■ ASSIGNMENT ■
All lines from the entries below that contain the string "value" should be copied out.

■ GIVEN INFORMATION ■
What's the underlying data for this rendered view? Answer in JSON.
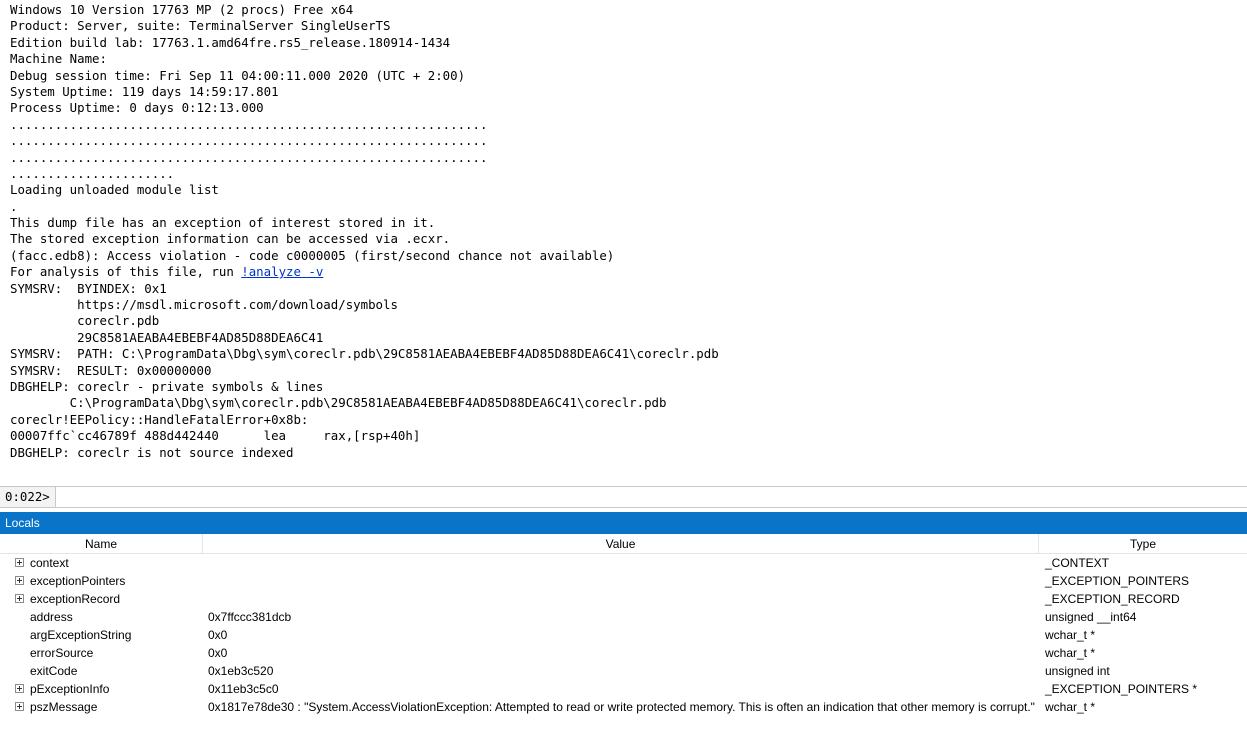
{
  "console": {
    "lines": [
      {
        "t": "Windows 10 Version 17763 MP (2 procs) Free x64"
      },
      {
        "t": "Product: Server, suite: TerminalServer SingleUserTS"
      },
      {
        "t": "Edition build lab: 17763.1.amd64fre.rs5_release.180914-1434"
      },
      {
        "t": "Machine Name:"
      },
      {
        "t": "Debug session time: Fri Sep 11 04:00:11.000 2020 (UTC + 2:00)"
      },
      {
        "t": "System Uptime: 119 days 14:59:17.801"
      },
      {
        "t": "Process Uptime: 0 days 0:12:13.000"
      },
      {
        "t": "................................................................"
      },
      {
        "t": "................................................................"
      },
      {
        "t": "................................................................"
      },
      {
        "t": "......................"
      },
      {
        "t": "Loading unloaded module list"
      },
      {
        "t": "."
      },
      {
        "t": "This dump file has an exception of interest stored in it."
      },
      {
        "t": "The stored exception information can be accessed via .ecxr."
      },
      {
        "t": "(facc.edb8): Access violation - code c0000005 (first/second chance not available)"
      },
      {
        "t": "For analysis of this file, run ",
        "link": "!analyze -v"
      },
      {
        "t": "SYMSRV:  BYINDEX: 0x1"
      },
      {
        "t": "         https://msdl.microsoft.com/download/symbols"
      },
      {
        "t": "         coreclr.pdb"
      },
      {
        "t": "         29C8581AEABA4EBEBF4AD85D88DEA6C41"
      },
      {
        "t": "SYMSRV:  PATH: C:\\ProgramData\\Dbg\\sym\\coreclr.pdb\\29C8581AEABA4EBEBF4AD85D88DEA6C41\\coreclr.pdb"
      },
      {
        "t": "SYMSRV:  RESULT: 0x00000000"
      },
      {
        "t": "DBGHELP: coreclr - private symbols & lines"
      },
      {
        "t": "        C:\\ProgramData\\Dbg\\sym\\coreclr.pdb\\29C8581AEABA4EBEBF4AD85D88DEA6C41\\coreclr.pdb"
      },
      {
        "t": "coreclr!EEPolicy::HandleFatalError+0x8b:"
      },
      {
        "t": "00007ffc`cc46789f 488d442440      lea     rax,[rsp+40h]"
      },
      {
        "t": "DBGHELP: coreclr is not source indexed"
      }
    ]
  },
  "command": {
    "prompt": "0:022>",
    "value": ""
  },
  "locals": {
    "title": "Locals",
    "columns": {
      "name": "Name",
      "value": "Value",
      "type": "Type"
    },
    "rows": [
      {
        "name": "context",
        "value": "",
        "type": "_CONTEXT",
        "expandable": true
      },
      {
        "name": "exceptionPointers",
        "value": "",
        "type": "_EXCEPTION_POINTERS",
        "expandable": true
      },
      {
        "name": "exceptionRecord",
        "value": "",
        "type": "_EXCEPTION_RECORD",
        "expandable": true
      },
      {
        "name": "address",
        "value": "0x7ffccc381dcb",
        "type": "unsigned __int64",
        "expandable": false
      },
      {
        "name": "argExceptionString",
        "value": "0x0",
        "type": "wchar_t *",
        "expandable": false
      },
      {
        "name": "errorSource",
        "value": "0x0",
        "type": "wchar_t *",
        "expandable": false
      },
      {
        "name": "exitCode",
        "value": "0x1eb3c520",
        "type": "unsigned int",
        "expandable": false
      },
      {
        "name": "pExceptionInfo",
        "value": "0x11eb3c5c0",
        "type": "_EXCEPTION_POINTERS *",
        "expandable": true
      },
      {
        "name": "pszMessage",
        "value": "0x1817e78de30 : \"System.AccessViolationException: Attempted to read or write protected memory. This is often an indication that other memory is corrupt.\"",
        "type": "wchar_t *",
        "expandable": true
      }
    ]
  },
  "colors": {
    "titlebar": "#0a74c9",
    "link": "#0033cc"
  }
}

■ PROBLEM SOLUTION ■
    "value": ""
      "value": "Value",
        "value": "",
        "value": "",
        "value": "",
        "value": "0x7ffccc381dcb",
        "value": "0x0",
        "value": "0x0",
        "value": "0x1eb3c520",
        "value": "0x11eb3c5c0",
        "value": "0x1817e78de30 : \"System.AccessViolationException: Attempted to read or write protected memory. This is often an indication that other memory is corrupt.\"",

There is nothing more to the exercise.